Because stress is exhausting to live with. It is like an unwelcome houseguest that just won’t leave. It overstays its welcome, metaphorically piling up dirty dishes and untidying your home.
Worse, it permeates every facet of your life, disrupting and destabilising as it grows. It affects you in every way possible – and before too long, it shapes you.
Since March 2020, even at Sintrex – I have seen how this stress fatigue (or ‘COVID fatigue’, if you will) has shaped us.
On Monday mornings at the office, instead of regaling each other with stories about our past weekends, we talk about how bone tired or worried we are, like it is just something we’ve resigned ourselves to.
We come back from annual leave more pent-up and fatigued than when we left.
As people, we navigate our days like out-of-control trapeze artists, weaving in and out of safety restrictions and layers of protection. You know, just casually finding ourselves responsible, every day, for our lives and those around us. (I don’t know about you – but I find that incredibly stressful but no pressure here…)
Even planning a coffee date or carefully spending time with high-risk loved ones requires as much focus, planning and dedication as a moonwalk mission.
Yet, we endure, trapped in this weird cycle of eat, (try) sleep, stress, repeat.
And the longer we endure, the more we adjust to the ‘new normal’, I think to myself, “How much longer can we run on fumes? How long can we survive under this constant stress before we all just… crack or fall apart?”
We live in a perpetual state of fight-or-flight. So, between that and all the grief, fear and uncertainty floating around… I find myself wondering what the long-term effects of COVID-19 will be. Not just on our physical health – but on our psyches?
Even with virus antibodies and vaccines – there’s no jab in the arm for curing stress or its lasting, life-altering effects.
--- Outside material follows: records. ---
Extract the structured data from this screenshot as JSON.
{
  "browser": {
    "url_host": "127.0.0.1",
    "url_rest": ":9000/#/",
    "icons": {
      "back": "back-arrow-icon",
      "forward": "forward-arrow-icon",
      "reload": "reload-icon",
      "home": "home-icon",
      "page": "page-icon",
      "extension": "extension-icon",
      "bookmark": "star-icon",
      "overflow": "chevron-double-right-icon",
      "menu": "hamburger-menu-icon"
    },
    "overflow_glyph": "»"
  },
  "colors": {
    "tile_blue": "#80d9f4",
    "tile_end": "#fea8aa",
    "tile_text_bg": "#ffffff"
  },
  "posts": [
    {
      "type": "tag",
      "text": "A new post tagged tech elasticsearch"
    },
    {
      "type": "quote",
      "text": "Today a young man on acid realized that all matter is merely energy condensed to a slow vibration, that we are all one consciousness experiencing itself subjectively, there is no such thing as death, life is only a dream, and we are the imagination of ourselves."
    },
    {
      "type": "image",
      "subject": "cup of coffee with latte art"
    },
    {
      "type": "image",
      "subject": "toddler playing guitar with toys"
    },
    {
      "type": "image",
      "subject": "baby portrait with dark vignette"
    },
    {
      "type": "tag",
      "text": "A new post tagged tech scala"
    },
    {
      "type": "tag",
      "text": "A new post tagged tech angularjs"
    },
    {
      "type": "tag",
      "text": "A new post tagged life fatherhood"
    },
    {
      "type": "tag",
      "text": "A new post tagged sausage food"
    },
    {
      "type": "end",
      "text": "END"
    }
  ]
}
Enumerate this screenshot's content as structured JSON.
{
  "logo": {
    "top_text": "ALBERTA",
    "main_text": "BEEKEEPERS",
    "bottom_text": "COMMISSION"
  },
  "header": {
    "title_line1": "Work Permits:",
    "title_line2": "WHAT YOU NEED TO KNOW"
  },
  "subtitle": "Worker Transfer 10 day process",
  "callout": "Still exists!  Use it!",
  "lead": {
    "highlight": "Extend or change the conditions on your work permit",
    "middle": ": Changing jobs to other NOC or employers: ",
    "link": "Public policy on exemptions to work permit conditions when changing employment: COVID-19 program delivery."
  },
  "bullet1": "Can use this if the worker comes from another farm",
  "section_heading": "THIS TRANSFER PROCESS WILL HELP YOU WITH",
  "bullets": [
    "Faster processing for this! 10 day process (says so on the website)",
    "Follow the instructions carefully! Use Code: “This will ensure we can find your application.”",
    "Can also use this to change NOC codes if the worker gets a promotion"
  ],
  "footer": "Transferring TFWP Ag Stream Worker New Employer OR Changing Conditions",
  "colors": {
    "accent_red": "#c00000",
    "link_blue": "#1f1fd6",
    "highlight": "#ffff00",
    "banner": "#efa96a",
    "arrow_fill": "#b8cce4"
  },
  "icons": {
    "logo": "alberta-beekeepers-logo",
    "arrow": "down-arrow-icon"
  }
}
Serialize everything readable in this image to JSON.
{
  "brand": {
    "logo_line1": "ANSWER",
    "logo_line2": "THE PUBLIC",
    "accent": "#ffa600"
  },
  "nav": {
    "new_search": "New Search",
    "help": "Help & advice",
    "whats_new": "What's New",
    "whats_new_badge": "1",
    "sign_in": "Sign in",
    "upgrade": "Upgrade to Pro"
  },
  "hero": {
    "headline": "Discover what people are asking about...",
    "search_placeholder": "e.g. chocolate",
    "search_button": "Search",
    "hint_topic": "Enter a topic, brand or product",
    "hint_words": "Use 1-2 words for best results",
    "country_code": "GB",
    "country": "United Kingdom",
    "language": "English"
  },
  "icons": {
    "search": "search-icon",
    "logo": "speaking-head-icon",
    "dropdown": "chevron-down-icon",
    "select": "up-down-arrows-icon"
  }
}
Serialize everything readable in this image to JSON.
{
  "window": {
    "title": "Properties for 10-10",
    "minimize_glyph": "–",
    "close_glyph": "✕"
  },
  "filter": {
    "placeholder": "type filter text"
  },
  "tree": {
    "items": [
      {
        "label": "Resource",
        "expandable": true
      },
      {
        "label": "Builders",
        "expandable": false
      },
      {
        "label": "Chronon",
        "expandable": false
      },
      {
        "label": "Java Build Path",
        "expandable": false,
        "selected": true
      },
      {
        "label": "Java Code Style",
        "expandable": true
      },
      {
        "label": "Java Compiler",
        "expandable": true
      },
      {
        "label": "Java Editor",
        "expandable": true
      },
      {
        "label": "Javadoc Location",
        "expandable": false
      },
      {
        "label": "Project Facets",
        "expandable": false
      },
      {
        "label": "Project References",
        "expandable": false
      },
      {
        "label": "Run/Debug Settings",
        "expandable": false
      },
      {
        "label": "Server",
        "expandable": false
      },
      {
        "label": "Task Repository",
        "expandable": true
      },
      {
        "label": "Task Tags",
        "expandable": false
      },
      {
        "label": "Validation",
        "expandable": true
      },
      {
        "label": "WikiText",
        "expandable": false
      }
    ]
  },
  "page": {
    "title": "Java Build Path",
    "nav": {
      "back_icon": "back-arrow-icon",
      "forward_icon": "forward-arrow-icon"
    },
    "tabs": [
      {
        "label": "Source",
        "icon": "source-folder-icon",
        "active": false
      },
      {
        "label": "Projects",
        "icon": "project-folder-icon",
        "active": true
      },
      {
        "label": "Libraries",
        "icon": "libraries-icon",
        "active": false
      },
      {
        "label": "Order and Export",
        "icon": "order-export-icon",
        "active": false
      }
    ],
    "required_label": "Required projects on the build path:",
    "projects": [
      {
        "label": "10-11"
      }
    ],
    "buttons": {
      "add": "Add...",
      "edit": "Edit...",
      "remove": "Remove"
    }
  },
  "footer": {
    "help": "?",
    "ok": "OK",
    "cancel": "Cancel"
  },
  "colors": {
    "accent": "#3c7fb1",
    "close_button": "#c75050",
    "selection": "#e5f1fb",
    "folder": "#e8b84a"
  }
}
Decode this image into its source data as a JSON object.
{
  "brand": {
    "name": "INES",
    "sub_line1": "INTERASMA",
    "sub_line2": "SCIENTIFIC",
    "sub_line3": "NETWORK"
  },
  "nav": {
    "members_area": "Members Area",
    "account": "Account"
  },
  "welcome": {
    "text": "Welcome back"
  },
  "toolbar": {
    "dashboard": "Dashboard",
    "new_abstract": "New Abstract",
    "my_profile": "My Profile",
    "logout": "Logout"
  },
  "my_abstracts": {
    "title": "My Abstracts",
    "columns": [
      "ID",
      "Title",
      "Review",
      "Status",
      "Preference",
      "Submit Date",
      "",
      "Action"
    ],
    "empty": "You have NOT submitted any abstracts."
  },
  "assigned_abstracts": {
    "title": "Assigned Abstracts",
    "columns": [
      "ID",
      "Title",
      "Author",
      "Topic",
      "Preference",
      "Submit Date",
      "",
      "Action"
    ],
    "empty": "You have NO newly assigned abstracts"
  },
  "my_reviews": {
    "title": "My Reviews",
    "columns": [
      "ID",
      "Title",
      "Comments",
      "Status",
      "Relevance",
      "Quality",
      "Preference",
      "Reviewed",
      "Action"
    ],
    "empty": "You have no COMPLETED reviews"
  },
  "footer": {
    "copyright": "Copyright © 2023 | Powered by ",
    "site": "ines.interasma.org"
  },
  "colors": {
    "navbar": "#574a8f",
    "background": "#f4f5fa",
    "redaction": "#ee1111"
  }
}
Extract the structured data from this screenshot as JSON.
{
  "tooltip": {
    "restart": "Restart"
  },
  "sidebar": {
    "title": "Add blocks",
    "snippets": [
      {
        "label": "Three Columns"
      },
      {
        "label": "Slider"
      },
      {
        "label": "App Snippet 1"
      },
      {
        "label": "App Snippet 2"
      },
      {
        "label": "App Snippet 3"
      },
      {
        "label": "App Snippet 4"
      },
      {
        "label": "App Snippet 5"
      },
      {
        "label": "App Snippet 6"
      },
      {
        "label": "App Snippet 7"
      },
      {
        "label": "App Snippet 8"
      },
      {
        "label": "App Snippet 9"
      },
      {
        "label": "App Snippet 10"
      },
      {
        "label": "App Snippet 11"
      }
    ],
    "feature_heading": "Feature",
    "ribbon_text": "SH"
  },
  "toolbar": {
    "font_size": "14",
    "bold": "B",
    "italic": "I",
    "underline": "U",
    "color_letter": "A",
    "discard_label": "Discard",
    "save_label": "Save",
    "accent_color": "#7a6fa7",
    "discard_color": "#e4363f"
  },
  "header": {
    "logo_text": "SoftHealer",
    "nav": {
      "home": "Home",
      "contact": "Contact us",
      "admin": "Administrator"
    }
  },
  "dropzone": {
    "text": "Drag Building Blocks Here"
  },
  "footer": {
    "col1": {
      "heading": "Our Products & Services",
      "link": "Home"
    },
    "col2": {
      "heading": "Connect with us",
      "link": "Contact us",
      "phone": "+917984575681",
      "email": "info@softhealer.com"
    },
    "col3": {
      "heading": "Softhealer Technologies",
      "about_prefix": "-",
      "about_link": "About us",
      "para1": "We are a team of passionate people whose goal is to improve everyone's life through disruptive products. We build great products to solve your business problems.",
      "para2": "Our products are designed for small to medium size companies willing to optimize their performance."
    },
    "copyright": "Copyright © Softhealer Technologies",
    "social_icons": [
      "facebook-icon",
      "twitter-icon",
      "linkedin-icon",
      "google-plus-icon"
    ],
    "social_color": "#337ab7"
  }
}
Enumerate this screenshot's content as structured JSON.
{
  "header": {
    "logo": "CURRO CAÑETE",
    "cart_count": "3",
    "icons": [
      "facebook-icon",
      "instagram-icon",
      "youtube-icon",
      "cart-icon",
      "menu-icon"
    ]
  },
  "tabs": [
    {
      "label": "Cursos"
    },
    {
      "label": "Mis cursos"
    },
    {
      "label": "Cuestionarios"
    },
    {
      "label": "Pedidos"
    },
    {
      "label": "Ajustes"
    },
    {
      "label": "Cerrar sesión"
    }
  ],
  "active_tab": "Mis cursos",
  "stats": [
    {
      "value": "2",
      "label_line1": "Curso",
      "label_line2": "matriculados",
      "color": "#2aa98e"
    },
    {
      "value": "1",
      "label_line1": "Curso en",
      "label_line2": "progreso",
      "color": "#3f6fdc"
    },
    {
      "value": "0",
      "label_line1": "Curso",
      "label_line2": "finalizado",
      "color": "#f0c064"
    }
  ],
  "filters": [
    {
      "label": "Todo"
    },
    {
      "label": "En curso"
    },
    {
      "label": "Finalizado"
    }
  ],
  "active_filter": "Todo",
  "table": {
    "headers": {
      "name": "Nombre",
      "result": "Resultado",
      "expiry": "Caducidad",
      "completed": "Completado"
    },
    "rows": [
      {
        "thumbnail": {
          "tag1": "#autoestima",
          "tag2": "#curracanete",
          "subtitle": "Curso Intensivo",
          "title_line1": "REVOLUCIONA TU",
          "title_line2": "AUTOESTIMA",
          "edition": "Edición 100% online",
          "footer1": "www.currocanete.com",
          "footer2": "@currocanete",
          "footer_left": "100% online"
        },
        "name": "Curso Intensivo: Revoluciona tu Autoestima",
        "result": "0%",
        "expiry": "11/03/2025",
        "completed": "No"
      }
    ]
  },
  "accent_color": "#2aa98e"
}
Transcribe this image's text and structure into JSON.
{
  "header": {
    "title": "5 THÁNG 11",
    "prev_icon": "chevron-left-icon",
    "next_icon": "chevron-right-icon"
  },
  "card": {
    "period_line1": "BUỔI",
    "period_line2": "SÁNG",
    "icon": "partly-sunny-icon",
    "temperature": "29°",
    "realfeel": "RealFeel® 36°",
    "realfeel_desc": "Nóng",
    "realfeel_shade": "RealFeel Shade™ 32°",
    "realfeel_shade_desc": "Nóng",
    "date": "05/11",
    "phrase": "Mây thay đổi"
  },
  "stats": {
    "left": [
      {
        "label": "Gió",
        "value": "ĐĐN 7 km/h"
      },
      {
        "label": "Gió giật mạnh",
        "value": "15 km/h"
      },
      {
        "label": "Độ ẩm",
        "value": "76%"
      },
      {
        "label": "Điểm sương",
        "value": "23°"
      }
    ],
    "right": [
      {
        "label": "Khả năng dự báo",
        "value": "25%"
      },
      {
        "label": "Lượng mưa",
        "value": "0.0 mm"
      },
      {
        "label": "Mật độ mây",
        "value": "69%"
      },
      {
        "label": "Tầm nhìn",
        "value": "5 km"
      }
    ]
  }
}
It alters you… how can it not? I mean, if soldiers come back from war with post-traumatic stress disorder (PSTD), having seen and lived through untold emotional distress and fear – then what happens to you after you have lived through a world-wide pandemic having lost a loved one, a job or even just your daily structure?
How can we ease our anxieties and silence the fear when our world has been rocked, tipped upside down and thrown around (just for good measure)?
Here is the hard truth: we can’t. I am sorry if you were hoping for a more optimistic answer.
But before you despair – take a deep breath because here is another possible truth to hold onto…
No matter what the aftereffects of this pandemic are, no matter how it shapes us and alters our lives… we have learnt that when the chips are down: we feel the fear – and do it (life) anyway.
So maybe, just maybe, even though it feels like we are surviving on stress or running on fumes… we are somehow actually thriving and becoming braver, kinder and more resilient people as a whole.
I mean, just look at what we have done and continue to do, despite this stress.
We have paused our celebrations, choosing to put the sanctity of life first. We are looking after the health and safety of others, every day. We sacrifice our needs and liberties for the sake of the greater good.
We have even homeschooled our children and performed our jobs to the best of our ability, even though we are all a bit tired, fragile and sad inside.
And if all of that – and more – is the price that we must pay during a global pandemic… then perhaps, just this once, surviving on stress is doing more than enough?
Tamlyn Ryan, Content Writer Sintrex